Segment Start: DATASET
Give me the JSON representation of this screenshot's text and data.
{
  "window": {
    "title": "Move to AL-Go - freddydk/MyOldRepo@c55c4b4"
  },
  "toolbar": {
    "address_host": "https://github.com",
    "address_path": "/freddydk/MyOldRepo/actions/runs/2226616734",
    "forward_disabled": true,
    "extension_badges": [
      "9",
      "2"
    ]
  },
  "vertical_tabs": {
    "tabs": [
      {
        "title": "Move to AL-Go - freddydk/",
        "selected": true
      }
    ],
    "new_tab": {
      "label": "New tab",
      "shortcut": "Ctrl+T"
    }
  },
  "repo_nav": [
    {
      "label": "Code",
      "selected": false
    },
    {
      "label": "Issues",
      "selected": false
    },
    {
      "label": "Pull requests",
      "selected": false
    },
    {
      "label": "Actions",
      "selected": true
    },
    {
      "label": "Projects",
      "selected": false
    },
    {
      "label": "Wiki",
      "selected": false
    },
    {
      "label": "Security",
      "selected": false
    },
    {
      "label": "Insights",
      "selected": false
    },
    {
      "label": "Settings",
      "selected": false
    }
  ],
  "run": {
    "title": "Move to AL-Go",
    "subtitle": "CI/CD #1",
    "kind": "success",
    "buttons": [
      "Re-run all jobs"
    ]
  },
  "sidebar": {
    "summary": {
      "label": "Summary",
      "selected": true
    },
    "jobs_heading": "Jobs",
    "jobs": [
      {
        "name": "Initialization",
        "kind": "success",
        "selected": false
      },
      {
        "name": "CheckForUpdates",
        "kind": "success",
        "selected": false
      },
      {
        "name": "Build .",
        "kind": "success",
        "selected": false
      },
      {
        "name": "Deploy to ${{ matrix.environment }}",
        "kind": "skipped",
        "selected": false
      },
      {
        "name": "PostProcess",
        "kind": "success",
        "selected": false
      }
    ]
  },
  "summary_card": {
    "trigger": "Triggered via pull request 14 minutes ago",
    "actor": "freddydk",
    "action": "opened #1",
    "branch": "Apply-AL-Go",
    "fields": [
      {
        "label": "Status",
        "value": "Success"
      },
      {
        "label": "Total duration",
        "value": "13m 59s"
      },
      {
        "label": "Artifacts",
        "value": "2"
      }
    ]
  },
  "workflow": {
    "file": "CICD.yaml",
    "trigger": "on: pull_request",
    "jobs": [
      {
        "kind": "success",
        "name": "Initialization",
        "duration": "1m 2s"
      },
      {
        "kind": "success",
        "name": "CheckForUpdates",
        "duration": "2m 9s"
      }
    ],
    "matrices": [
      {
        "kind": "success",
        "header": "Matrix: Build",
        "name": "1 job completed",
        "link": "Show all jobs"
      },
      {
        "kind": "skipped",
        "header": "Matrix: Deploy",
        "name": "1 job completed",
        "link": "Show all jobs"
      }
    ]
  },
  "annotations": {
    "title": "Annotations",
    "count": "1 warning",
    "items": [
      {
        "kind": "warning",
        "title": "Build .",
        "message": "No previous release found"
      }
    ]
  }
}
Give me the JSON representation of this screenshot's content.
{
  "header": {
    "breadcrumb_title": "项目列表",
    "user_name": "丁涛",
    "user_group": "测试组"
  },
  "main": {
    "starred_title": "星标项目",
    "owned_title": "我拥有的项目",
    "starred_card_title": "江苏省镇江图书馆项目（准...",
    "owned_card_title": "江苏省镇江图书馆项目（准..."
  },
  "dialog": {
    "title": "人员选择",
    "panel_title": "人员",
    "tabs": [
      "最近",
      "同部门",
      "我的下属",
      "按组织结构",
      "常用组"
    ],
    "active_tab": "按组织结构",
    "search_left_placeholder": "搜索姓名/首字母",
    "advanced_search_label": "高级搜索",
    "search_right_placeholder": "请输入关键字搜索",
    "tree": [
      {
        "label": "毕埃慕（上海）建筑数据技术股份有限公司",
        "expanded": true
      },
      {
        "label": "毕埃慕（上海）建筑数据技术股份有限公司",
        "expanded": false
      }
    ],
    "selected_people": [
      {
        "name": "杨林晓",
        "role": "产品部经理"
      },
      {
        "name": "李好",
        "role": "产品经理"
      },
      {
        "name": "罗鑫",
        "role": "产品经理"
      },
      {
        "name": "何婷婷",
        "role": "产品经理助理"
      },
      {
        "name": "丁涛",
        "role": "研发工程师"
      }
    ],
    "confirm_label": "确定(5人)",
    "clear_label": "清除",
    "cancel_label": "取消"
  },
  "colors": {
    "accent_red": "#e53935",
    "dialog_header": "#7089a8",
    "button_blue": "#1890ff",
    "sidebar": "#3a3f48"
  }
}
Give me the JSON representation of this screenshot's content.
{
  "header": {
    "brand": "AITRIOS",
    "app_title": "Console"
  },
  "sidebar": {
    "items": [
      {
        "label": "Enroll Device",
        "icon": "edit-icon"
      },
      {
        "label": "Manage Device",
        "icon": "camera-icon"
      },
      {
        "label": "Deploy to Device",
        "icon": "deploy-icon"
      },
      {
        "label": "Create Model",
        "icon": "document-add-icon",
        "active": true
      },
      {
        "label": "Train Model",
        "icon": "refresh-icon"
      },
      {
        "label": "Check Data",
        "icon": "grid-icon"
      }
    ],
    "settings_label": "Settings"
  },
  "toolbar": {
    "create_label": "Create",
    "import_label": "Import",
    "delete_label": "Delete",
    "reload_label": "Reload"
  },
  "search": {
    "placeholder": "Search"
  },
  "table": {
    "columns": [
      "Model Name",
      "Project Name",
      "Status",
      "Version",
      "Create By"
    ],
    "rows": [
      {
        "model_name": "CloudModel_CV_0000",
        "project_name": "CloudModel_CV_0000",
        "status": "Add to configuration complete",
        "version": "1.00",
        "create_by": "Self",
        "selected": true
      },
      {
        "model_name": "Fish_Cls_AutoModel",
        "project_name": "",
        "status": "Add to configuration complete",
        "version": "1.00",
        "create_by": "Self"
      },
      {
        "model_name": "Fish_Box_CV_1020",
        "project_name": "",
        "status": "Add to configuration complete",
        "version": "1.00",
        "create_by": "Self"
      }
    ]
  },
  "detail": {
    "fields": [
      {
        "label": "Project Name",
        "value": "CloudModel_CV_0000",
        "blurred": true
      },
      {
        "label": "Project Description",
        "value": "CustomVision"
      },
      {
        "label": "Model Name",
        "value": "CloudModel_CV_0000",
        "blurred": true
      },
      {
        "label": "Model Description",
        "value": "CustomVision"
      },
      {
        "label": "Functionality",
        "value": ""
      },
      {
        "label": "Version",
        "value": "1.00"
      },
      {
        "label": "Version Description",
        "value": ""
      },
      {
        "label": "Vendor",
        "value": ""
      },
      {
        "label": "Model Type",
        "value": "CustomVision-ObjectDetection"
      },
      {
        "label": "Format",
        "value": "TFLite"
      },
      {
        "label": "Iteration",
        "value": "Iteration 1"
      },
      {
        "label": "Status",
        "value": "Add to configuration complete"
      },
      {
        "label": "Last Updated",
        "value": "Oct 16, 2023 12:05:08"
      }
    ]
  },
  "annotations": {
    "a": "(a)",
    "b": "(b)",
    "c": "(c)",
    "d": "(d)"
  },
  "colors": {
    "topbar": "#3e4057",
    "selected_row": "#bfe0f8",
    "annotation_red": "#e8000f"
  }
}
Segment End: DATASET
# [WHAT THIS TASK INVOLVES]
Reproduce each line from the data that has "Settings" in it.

# [WRITTEN SOLUTION]
      "label": "Settings",
    "settings_label": "Settings"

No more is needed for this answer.